#### To do
In the records, each line holding "JSON" must be reported.

━━━━━ Source information

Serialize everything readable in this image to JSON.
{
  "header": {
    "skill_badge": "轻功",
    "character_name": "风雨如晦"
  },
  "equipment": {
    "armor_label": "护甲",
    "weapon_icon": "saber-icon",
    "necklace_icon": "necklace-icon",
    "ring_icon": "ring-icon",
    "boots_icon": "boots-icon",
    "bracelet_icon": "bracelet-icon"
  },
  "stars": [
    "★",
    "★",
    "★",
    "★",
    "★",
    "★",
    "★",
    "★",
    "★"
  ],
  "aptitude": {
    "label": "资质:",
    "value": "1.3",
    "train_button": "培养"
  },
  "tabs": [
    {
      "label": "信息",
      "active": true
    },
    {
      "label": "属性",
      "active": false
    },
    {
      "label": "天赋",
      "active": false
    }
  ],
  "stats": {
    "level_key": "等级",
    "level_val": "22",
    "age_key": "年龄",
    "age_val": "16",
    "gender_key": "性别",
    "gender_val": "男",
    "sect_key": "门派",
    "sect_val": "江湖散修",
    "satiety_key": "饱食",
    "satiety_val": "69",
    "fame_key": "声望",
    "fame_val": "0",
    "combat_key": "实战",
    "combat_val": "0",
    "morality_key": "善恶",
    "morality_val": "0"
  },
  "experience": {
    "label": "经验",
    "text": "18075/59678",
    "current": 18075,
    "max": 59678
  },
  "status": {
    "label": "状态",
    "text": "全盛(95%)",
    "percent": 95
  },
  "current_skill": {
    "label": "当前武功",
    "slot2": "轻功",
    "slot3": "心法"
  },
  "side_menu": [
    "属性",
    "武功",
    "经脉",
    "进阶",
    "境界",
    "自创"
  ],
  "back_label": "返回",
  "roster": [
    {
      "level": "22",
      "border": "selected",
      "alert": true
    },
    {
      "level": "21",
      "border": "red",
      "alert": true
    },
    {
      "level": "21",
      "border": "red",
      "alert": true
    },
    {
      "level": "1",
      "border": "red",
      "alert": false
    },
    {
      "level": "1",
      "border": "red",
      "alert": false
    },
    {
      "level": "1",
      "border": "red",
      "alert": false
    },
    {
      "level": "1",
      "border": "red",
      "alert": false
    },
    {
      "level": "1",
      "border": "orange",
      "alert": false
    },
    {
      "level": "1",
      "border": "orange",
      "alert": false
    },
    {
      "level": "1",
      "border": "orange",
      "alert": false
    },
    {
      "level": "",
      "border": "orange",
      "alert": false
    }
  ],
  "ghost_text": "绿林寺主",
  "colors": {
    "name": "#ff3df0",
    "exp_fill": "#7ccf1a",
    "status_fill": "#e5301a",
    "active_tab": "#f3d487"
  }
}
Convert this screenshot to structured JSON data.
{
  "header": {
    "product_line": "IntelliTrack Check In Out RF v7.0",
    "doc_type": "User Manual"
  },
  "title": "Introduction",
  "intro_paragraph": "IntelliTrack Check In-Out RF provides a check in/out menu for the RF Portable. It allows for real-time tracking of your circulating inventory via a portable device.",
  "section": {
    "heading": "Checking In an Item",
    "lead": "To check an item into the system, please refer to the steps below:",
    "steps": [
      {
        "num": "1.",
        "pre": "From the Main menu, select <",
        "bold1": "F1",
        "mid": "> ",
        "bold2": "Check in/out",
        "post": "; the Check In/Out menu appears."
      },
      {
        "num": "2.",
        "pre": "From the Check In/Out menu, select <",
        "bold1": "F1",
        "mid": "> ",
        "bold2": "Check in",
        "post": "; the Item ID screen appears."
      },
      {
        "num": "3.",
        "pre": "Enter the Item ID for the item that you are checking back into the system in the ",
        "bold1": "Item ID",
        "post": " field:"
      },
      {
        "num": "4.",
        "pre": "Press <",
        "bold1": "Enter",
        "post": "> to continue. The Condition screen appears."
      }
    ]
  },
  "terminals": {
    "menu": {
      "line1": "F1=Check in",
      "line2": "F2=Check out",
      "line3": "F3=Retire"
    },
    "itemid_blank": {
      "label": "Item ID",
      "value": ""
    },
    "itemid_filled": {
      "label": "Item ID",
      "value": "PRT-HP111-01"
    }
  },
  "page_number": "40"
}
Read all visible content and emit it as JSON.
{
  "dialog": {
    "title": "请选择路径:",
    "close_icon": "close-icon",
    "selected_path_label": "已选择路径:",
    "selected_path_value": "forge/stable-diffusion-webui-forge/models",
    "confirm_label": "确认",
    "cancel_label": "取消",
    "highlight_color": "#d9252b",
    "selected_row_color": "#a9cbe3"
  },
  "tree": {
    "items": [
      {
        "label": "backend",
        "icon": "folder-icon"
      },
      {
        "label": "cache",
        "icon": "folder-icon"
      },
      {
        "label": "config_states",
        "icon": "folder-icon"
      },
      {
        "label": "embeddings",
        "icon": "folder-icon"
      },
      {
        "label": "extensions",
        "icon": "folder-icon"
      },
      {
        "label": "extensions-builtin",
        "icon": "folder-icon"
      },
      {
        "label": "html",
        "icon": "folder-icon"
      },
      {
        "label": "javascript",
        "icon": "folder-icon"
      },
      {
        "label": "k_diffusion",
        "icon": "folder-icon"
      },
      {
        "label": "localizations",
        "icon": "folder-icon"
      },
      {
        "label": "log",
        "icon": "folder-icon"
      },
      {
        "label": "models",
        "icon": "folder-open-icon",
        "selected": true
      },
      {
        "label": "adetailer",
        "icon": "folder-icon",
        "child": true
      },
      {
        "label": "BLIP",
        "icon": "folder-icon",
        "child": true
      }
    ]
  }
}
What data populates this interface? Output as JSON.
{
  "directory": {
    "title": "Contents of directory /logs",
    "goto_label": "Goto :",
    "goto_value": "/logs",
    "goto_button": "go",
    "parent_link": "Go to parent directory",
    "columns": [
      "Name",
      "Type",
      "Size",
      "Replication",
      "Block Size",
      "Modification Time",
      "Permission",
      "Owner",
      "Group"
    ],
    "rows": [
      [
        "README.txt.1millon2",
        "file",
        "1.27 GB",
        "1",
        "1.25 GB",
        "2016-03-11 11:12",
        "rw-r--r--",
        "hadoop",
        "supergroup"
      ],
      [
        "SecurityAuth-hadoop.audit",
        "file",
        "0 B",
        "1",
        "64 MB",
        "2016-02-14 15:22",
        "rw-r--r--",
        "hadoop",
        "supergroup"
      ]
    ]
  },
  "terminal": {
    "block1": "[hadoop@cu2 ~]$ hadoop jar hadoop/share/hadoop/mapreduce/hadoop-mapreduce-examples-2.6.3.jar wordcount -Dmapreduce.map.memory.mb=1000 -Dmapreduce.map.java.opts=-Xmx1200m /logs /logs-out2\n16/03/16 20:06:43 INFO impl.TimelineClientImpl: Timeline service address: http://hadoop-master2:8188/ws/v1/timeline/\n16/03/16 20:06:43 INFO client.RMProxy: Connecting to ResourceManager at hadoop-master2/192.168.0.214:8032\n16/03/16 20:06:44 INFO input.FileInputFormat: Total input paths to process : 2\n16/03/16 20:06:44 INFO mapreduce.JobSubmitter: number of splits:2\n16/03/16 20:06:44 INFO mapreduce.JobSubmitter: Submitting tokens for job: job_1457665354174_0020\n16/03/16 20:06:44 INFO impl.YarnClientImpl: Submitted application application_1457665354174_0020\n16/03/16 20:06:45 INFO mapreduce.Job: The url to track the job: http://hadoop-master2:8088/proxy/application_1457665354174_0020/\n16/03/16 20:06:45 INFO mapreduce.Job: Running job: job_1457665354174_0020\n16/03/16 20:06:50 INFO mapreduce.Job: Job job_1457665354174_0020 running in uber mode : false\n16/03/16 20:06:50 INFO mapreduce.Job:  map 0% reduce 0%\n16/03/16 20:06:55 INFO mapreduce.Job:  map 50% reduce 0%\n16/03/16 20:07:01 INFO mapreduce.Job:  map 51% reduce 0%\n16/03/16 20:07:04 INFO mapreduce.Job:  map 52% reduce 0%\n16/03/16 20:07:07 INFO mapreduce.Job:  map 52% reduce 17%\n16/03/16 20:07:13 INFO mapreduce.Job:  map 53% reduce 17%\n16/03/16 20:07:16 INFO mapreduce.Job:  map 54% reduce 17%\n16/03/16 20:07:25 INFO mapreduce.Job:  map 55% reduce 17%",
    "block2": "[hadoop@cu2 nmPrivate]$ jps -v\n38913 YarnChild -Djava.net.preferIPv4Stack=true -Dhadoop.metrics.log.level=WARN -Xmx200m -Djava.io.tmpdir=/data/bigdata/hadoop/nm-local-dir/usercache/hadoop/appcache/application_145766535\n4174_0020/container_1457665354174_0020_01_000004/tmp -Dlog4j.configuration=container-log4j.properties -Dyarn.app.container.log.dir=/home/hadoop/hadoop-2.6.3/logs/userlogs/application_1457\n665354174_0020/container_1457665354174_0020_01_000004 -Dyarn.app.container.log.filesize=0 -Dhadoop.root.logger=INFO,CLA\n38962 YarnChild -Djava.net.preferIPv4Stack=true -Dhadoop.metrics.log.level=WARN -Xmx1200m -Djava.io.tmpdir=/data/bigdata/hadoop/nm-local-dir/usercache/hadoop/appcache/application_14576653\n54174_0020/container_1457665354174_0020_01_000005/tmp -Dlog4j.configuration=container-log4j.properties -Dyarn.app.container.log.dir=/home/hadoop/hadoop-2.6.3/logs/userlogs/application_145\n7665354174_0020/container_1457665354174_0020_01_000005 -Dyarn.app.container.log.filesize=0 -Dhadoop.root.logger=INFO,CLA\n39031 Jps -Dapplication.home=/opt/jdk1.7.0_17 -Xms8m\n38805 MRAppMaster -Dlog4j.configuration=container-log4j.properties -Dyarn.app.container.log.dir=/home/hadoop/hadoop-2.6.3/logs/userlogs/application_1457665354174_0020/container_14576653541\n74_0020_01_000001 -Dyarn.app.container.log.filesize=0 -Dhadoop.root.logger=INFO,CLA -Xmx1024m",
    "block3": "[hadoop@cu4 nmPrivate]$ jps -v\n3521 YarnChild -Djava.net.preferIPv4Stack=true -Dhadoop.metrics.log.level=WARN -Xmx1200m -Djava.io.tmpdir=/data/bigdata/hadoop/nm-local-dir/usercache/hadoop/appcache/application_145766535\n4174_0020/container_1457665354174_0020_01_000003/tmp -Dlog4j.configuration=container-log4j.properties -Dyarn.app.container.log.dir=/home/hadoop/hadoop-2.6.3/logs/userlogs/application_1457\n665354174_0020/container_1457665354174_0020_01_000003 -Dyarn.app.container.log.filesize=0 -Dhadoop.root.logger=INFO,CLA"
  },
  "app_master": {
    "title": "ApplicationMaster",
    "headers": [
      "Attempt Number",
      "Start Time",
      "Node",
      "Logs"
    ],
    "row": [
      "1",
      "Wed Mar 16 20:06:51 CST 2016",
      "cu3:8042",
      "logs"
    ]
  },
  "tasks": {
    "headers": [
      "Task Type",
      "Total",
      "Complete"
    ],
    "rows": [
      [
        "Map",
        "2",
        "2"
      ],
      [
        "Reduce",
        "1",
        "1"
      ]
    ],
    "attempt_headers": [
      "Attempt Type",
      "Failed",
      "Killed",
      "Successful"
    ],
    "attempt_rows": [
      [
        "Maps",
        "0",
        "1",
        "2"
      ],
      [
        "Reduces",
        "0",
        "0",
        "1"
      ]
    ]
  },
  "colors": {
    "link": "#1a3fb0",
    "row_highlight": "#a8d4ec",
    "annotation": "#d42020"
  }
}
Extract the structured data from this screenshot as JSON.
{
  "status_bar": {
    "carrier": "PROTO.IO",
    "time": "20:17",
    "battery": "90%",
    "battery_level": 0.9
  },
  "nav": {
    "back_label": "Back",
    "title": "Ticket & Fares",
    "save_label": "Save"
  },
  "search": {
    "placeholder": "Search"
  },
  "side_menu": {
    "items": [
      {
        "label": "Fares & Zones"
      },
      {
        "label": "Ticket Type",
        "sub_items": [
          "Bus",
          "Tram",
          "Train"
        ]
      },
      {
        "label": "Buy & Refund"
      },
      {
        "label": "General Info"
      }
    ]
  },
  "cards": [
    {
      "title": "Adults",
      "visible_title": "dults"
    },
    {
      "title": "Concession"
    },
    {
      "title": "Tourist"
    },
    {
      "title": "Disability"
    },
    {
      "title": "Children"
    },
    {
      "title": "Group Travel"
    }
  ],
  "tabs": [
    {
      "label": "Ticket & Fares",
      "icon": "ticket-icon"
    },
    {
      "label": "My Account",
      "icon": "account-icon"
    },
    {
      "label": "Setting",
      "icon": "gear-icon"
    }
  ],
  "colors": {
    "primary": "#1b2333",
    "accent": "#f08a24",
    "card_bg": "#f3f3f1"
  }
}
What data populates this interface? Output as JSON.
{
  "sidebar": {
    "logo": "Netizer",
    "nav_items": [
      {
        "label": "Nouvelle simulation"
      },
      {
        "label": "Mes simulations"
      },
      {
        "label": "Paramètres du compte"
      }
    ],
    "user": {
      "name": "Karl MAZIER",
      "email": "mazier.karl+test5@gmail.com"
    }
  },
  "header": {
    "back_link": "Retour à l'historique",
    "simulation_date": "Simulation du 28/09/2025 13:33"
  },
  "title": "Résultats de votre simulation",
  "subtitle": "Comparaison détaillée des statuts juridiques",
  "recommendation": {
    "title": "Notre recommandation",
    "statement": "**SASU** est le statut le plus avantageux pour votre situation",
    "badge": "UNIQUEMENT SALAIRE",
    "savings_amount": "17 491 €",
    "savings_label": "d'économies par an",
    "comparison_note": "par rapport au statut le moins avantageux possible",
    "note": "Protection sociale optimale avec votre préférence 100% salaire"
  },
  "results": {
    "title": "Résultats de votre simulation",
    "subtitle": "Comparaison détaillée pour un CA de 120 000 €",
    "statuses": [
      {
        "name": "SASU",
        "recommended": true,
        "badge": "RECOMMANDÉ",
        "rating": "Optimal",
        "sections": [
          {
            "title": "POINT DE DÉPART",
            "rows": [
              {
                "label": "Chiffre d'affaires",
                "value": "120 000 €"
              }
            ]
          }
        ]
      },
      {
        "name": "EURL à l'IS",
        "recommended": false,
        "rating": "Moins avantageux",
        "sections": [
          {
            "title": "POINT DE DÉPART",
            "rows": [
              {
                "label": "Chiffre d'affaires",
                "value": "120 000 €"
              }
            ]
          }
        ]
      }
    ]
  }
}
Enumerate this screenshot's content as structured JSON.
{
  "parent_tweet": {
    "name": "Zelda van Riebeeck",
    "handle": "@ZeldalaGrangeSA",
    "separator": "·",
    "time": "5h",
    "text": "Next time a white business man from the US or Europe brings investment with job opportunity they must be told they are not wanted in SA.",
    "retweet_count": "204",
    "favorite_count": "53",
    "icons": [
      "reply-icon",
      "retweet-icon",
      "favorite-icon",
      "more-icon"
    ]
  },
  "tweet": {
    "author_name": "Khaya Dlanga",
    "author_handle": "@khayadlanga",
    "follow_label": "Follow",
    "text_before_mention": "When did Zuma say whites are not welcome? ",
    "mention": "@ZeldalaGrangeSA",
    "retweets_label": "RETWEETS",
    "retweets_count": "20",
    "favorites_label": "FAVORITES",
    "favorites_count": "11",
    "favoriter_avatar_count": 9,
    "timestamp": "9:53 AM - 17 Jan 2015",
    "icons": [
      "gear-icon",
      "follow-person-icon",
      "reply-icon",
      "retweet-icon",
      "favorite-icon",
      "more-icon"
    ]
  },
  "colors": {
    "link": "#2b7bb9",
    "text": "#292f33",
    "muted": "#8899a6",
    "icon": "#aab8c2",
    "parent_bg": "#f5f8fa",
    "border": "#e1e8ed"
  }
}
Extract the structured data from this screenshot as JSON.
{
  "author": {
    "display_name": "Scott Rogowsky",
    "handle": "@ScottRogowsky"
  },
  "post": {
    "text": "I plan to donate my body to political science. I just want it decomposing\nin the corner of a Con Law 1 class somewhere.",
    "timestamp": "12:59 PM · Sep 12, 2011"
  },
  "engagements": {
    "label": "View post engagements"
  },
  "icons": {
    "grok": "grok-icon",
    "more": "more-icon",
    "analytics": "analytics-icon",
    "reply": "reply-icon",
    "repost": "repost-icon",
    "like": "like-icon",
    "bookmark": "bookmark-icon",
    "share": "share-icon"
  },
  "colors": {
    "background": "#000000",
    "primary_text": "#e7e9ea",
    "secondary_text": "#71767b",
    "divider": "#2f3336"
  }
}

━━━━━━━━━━

#### Answer section
Serialize everything readable in this image to JSON.
Convert this screenshot to structured JSON data.
Read all visible content and emit it as JSON.
What data populates this interface? Output as JSON.
Extract the structured data from this screenshot as JSON.
What data populates this interface? Output as JSON.
Enumerate this screenshot's content as structured JSON.
Extract the structured data from this screenshot as JSON.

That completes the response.